In a variant, sectors 38 and 42 could also be integral respectively with plates 36 and 40, or welded to each other.
With the structure that has just been described, it may happen that plates 36 and 40 lack rigidity. Thus, in order to better secure the two parts to each other, the securing device further includes a stiffening arm 54, in the form of an annular portion covering an angle of approximately 90°, disposed in the extension of shoulders 38 b and 42 b. This arm includes two oblong apertures 54 a each disposed facing the third hole of the plates. A screw 56, cooperating with a nut 58, is engaged in each of these holes and in holes 36 c and 40 c that are not occupied by screws 52, such that, by tightening the screw and its nut, it is possible to secure the two parts rigidly to each other.
Numerous variants of the two embodiments described hereinbefore can of course be envisaged. The solutions described largely rely on screws, which is a particularly simple solution to implement for making single pieces or prototypes. In the case of large-scale manufacture, one could envisage using other locking systems, for example snap-fit systems, or any other means known to those skilled in the art. The two constituent parts of the weight could also have very different shapes, and have dimensional ratios that vary considerably, as a function of the relative movement possible and the desired range of adjustment.
It would also be possible to design a weight in accordance with the second embodiment fitted with an inertia block as defined in the first embodiment, so as to allow a rough adjustment with relative movement of the two parts, then a finer adjustment by adjusting the position of the inertia block.

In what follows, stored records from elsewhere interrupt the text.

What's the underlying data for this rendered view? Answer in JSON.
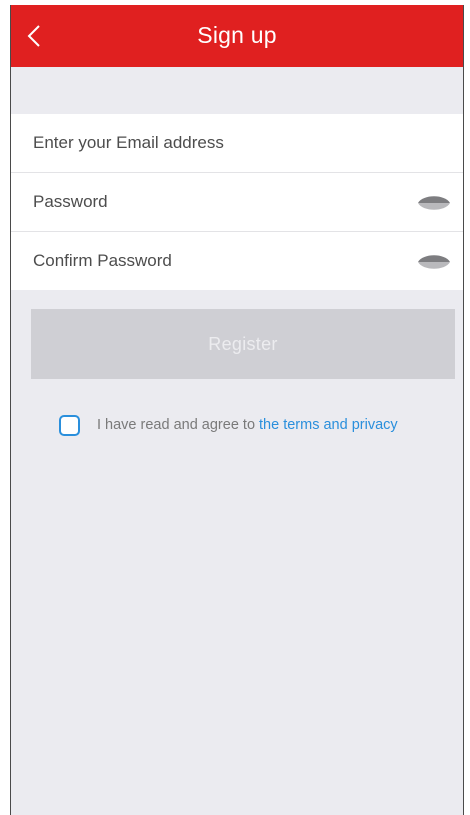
{
  "header": {
    "title": "Sign up",
    "back_icon": "chevron-left-icon",
    "color": "#e02020"
  },
  "form": {
    "email_placeholder": "Enter your Email address",
    "password_placeholder": "Password",
    "confirm_password_placeholder": "Confirm Password",
    "visibility_icon": "eye-toggle-icon"
  },
  "register": {
    "label": "Register",
    "state": "disabled"
  },
  "agreement": {
    "checked": false,
    "text": "I have read and agree to",
    "link_text": "the terms and privacy",
    "link_color": "#2a8fdc"
  }
}
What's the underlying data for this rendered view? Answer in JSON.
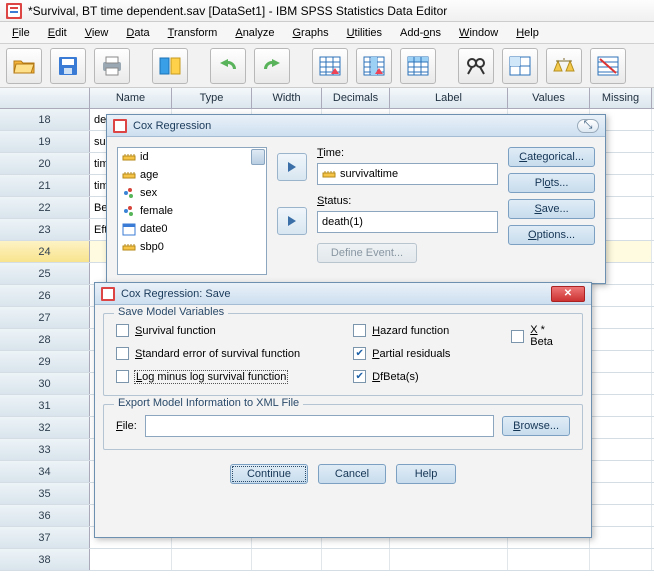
{
  "app": {
    "title": "*Survival, BT time dependent.sav [DataSet1] - IBM SPSS Statistics Data Editor"
  },
  "menu": [
    "File",
    "Edit",
    "View",
    "Data",
    "Transform",
    "Analyze",
    "Graphs",
    "Utilities",
    "Add-ons",
    "Window",
    "Help"
  ],
  "columns": [
    "Name",
    "Type",
    "Width",
    "Decimals",
    "Label",
    "Values",
    "Missing"
  ],
  "rows": [
    {
      "n": "18",
      "name": "deat"
    },
    {
      "n": "19",
      "name": "surv"
    },
    {
      "n": "20",
      "name": "time"
    },
    {
      "n": "21",
      "name": "time"
    },
    {
      "n": "22",
      "name": "Beh"
    },
    {
      "n": "23",
      "name": "Efte"
    },
    {
      "n": "24",
      "name": ""
    },
    {
      "n": "25",
      "name": ""
    },
    {
      "n": "26",
      "name": ""
    },
    {
      "n": "27",
      "name": ""
    },
    {
      "n": "28",
      "name": ""
    },
    {
      "n": "29",
      "name": ""
    },
    {
      "n": "30",
      "name": ""
    },
    {
      "n": "31",
      "name": ""
    },
    {
      "n": "32",
      "name": ""
    },
    {
      "n": "33",
      "name": ""
    },
    {
      "n": "34",
      "name": ""
    },
    {
      "n": "35",
      "name": ""
    },
    {
      "n": "36",
      "name": ""
    },
    {
      "n": "37",
      "name": ""
    },
    {
      "n": "38",
      "name": ""
    }
  ],
  "cox": {
    "title": "Cox Regression",
    "vars": [
      "id",
      "age",
      "sex",
      "female",
      "date0",
      "sbp0"
    ],
    "time_label": "Time:",
    "time_value": "survivaltime",
    "status_label": "Status:",
    "status_value": "death(1)",
    "define_event": "Define Event...",
    "buttons": {
      "categorical": "Categorical...",
      "plots": "Plots...",
      "save": "Save...",
      "options": "Options..."
    }
  },
  "save": {
    "title": "Cox Regression: Save",
    "group1": "Save Model Variables",
    "cb": {
      "survfn": "Survival function",
      "stderr": "Standard error of survival function",
      "loglog": "Log minus log survival function",
      "hazard": "Hazard function",
      "partial": "Partial residuals",
      "dfbeta": "DfBeta(s)",
      "xbeta": "X * Beta"
    },
    "checked": {
      "partial": true,
      "dfbeta": true
    },
    "group2": "Export Model Information to XML File",
    "file_label": "File:",
    "file_value": "",
    "browse": "Browse...",
    "continue": "Continue",
    "cancel": "Cancel",
    "help": "Help"
  }
}
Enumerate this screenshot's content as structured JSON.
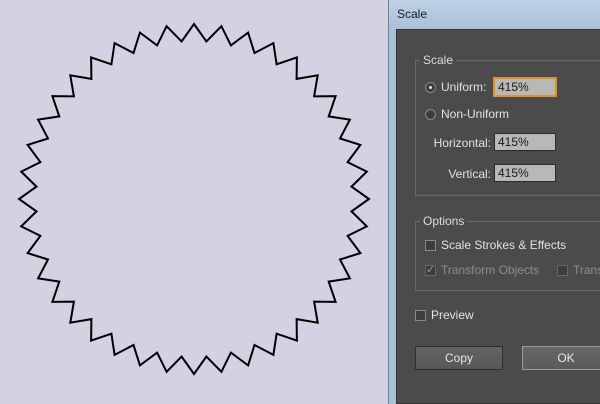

Thus, owing to the fact that the weight according to the invention has two parts that are mobile with reference to each other, their movement inducing a change in radial position of its center of gravity, it is possible to optimize the working conditions of automatic watches and thus obtain optimum yield for a minimum volume, whatever the conditions imposed by the person wearing the watch.
While specific embodiments of the invention have been shown and described in detail to illustrate the application of the principles of the invention, it will be understood that the invention may be embodied otherwise without departing from such principles.
|Cited Patent||Filing date||Publication date||Applicant||Title|
|US2988869 *||Feb 24, 1959||Jun 20, 1961||Buren Watch Company S A||Self-winding watch|
|US6409379 *||Apr 3, 2000||Jun 25, 2002||Montres Rolex S.A.||Self-winding watch|
|CH317534A||Title not available|
|Citing Patent||Filing date||Publication date||Applicant||Title|
|US7547136 *||Oct 31, 2007||Jun 16, 2009||The Swatch Group Management Services Ag||Oscillating weight for recharging the energy source of a portable instrument|
|US7946756 *||Apr 15, 2009||May 24, 2011||Montres Jaquet Droz Sa||Shock absorber for the oscillating weight of a timepiece|
|US8540420 *||Mar 12, 2010||Sep 24, 2013||Bulgari Horlogerie S.A.||Gong mounting device for striking watch|
|US20100232262 *||Sep 16, 2010||Daniel Roth & Gerald Genta Haute Horlogerie Sa||Gong mounting device for striking watch|
|U.S. Classification||368/150, 368/152|
|International Classification||G04B5/16, G04B3/12|
|Jun 30, 2005||AS||Assignment|
Owner name: VAUCHER MANUFACTURING FLEURIER S.A., SWITZERLAND
Free format text: ASSIGNMENT OF ASSIGNORS INTEREST;ASSIGNOR:PAPI, ALBERTO;REEL/FRAME:017194/0164
Effective date: 20050617
|Nov 15, 2010||FPAY||Fee payment|
Year of fee payment: 4
|Jun 4, 2014||AS||Assignment|
Effective date: 20140514
Owner name: HOROMETRIE SA, SWITZERLAND
Free format text: ASSIGNMENT OF ASSIGNORS INTEREST;ASSIGNOR:VAUCHER MANUFACTURE FLEURIER S.A.;REEL/FRAME:033025/0956
|Nov 17, 2014||FPAY||Fee payment|
Year of fee payment: 8